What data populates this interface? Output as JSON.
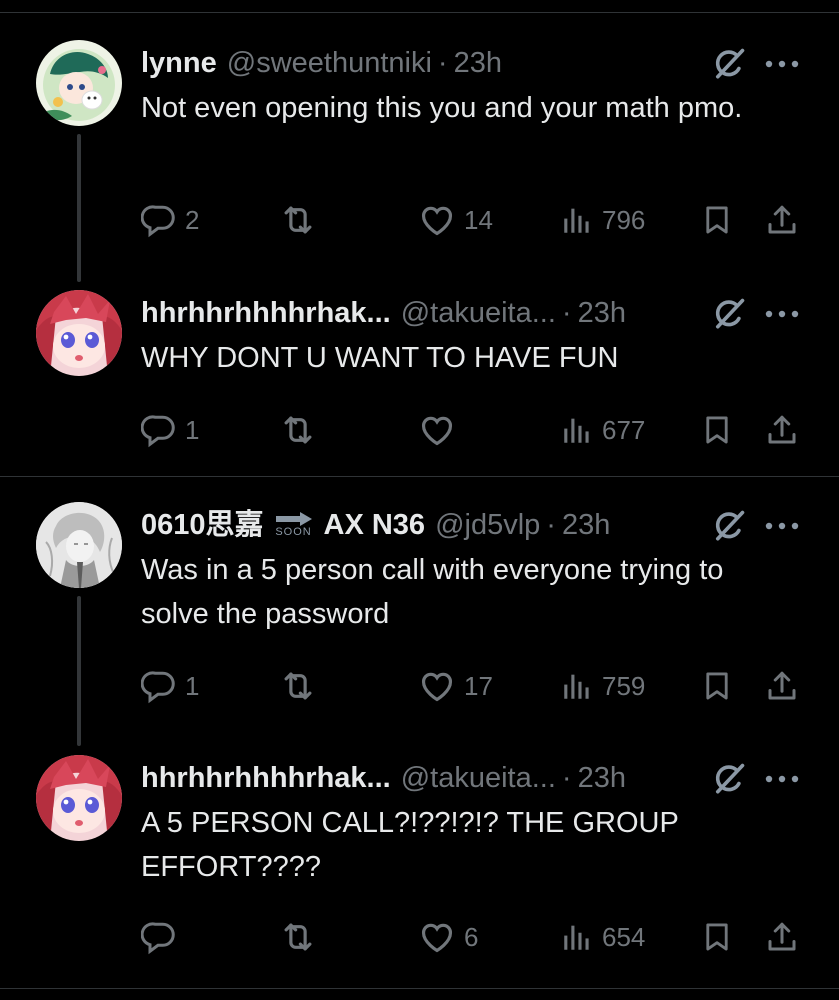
{
  "threads": [
    {
      "posts": [
        {
          "name": "lynne",
          "handle": "@sweethuntniki",
          "time": "23h",
          "text": "Not even opening this you and your math pmo.",
          "replies": "2",
          "reposts": "",
          "likes": "14",
          "views": "796",
          "avatar": "green-haired-character-avatar"
        },
        {
          "name": "hhrhhrhhhhrhak...",
          "handle": "@takueita...",
          "time": "23h",
          "text": "WHY DONT U WANT TO HAVE FUN",
          "replies": "1",
          "reposts": "",
          "likes": "",
          "views": "677",
          "avatar": "red-haired-anime-girl-avatar"
        }
      ]
    },
    {
      "posts": [
        {
          "name_part1": "0610思嘉",
          "soon_label": "SOON",
          "name_part2": "AX N36",
          "handle": "@jd5vlp",
          "time": "23h",
          "text": "Was in a 5 person call with everyone trying to solve the password",
          "replies": "1",
          "reposts": "",
          "likes": "17",
          "views": "759",
          "avatar": "grayscale-sketch-avatar"
        },
        {
          "name": "hhrhhrhhhhrhak...",
          "handle": "@takueita...",
          "time": "23h",
          "text": "A 5 PERSON CALL?!??!?!? THE GROUP EFFORT????",
          "replies": "",
          "reposts": "",
          "likes": "6",
          "views": "654",
          "avatar": "red-haired-anime-girl-avatar"
        }
      ]
    }
  ],
  "colors": {
    "background": "#000000",
    "text": "#e7e9ea",
    "muted": "#71767b",
    "divider": "#2f3336"
  }
}
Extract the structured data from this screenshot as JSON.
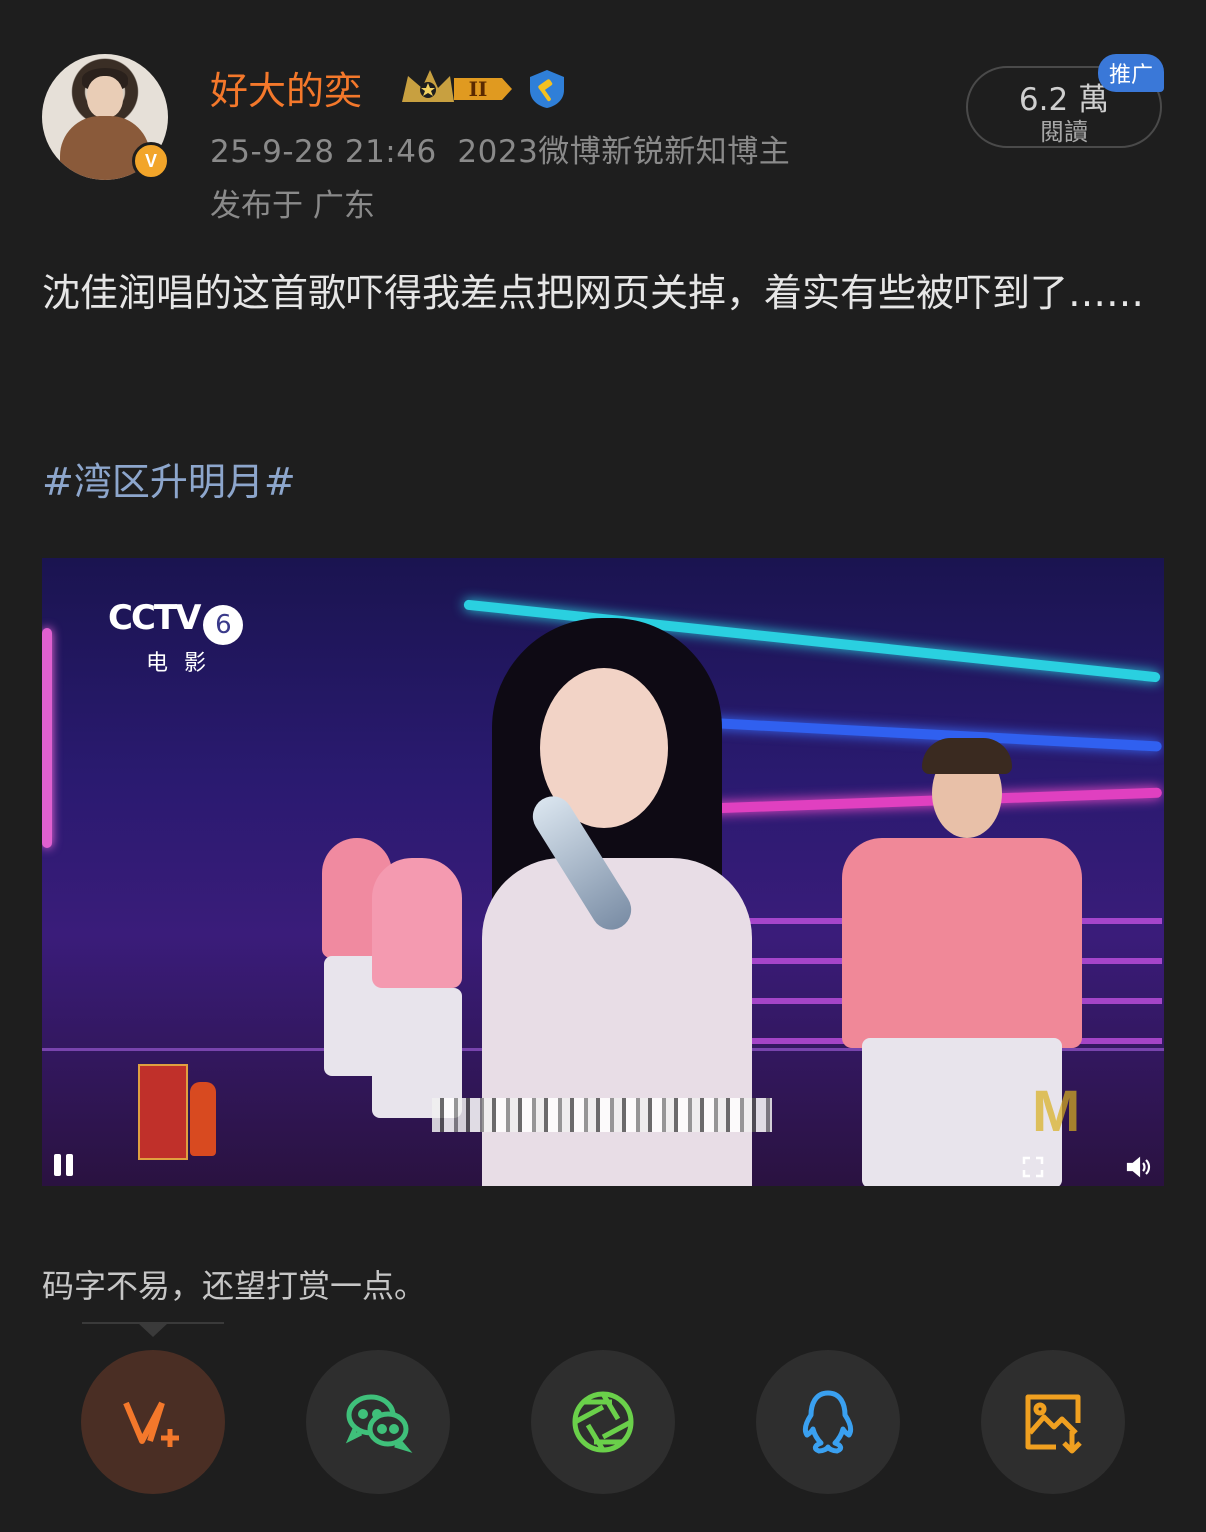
{
  "post": {
    "author": {
      "name": "好大的奕",
      "verified_badge": "V",
      "level_badge": "II",
      "avatar": "avatar-photo"
    },
    "timestamp": "25-9-28 21:46",
    "author_title": "2023微博新锐新知博主",
    "location": "发布于 广东",
    "reads": {
      "count": "6.2 萬",
      "label": "閱讀"
    },
    "promo_label": "推广",
    "text": "沈佳润唱的这首歌吓得我差点把网页关掉，着实有些被吓到了……",
    "hashtag": "#湾区升明月#",
    "video": {
      "channel_logo": "CCTV",
      "channel_number": "6",
      "channel_name": "电影",
      "state": "playing",
      "watermark": "M"
    },
    "tip_text": "码字不易，还望打赏一点。"
  },
  "share_actions": [
    {
      "name": "v-plus",
      "icon": "v-plus-icon",
      "color": "#f4782b",
      "active": true
    },
    {
      "name": "wechat",
      "icon": "wechat-icon",
      "color": "#3fc07a"
    },
    {
      "name": "moments",
      "icon": "moments-aperture-icon",
      "color": "#6ad04a"
    },
    {
      "name": "qq",
      "icon": "qq-penguin-icon",
      "color": "#3aa0f0"
    },
    {
      "name": "save-image",
      "icon": "save-image-icon",
      "color": "#f0a020"
    }
  ],
  "colors": {
    "background": "#1e1e1e",
    "accent": "#f4782b",
    "hashtag": "#8da6cc",
    "meta": "#8a8a8a"
  }
}
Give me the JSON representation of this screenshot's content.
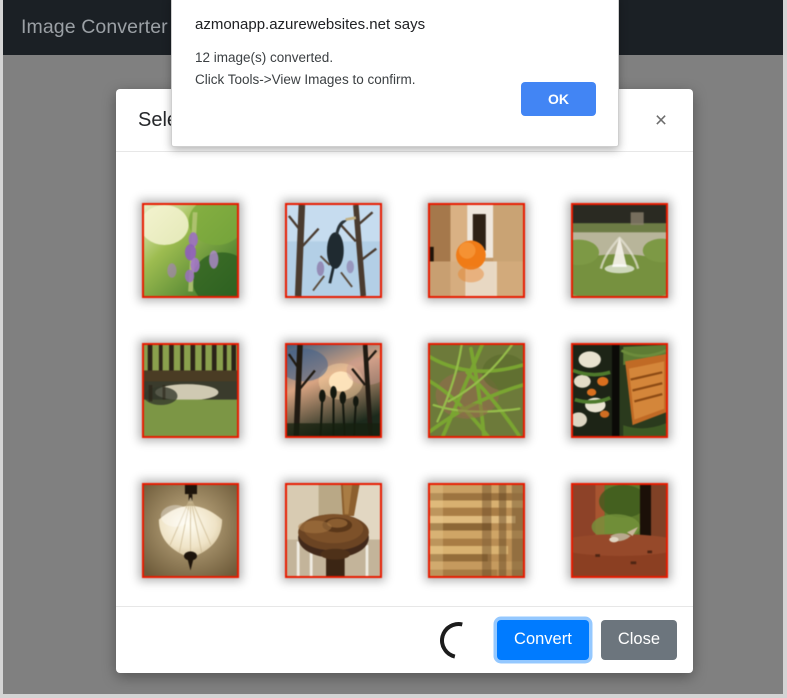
{
  "navbar": {
    "brand": "Image Converter"
  },
  "modal": {
    "title": "Select Images",
    "close_icon_label": "×",
    "footer": {
      "spinner_label": "loading-spinner",
      "convert_label": "Convert",
      "close_label": "Close"
    },
    "thumbnails": [
      {
        "alt": "purple-lavender-flowers",
        "selected": true
      },
      {
        "alt": "cormorant-bird-in-bare-tree",
        "selected": true
      },
      {
        "alt": "orange-fruit-on-table",
        "selected": true
      },
      {
        "alt": "garden-fountain-pond",
        "selected": true
      },
      {
        "alt": "forest-trees-beside-pond",
        "selected": true
      },
      {
        "alt": "sunset-through-bare-trees",
        "selected": true
      },
      {
        "alt": "green-grass-blades-closeup",
        "selected": true
      },
      {
        "alt": "grilled-salmon-vegetable-plate",
        "selected": true
      },
      {
        "alt": "ceiling-pendant-lamp",
        "selected": true
      },
      {
        "alt": "wooden-stair-newel-post",
        "selected": true
      },
      {
        "alt": "stacked-wooden-boards",
        "selected": true
      },
      {
        "alt": "bird-under-brick-column",
        "selected": true
      }
    ]
  },
  "js_alert": {
    "origin": "azmonapp.azurewebsites.net says",
    "message": "12 image(s) converted.\nClick Tools->View Images to confirm.",
    "ok_label": "OK"
  },
  "colors": {
    "navbar_bg": "#1b2025",
    "backdrop": "#808080",
    "selected_border": "#e81b00",
    "primary_button": "#007bff",
    "secondary_button": "#6c757d",
    "alert_button": "#4285f4"
  }
}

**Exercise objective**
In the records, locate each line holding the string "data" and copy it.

**Problem solution**
What data populates this interface? Output as JSON.
Extract the structured data from this screenshot as JSON.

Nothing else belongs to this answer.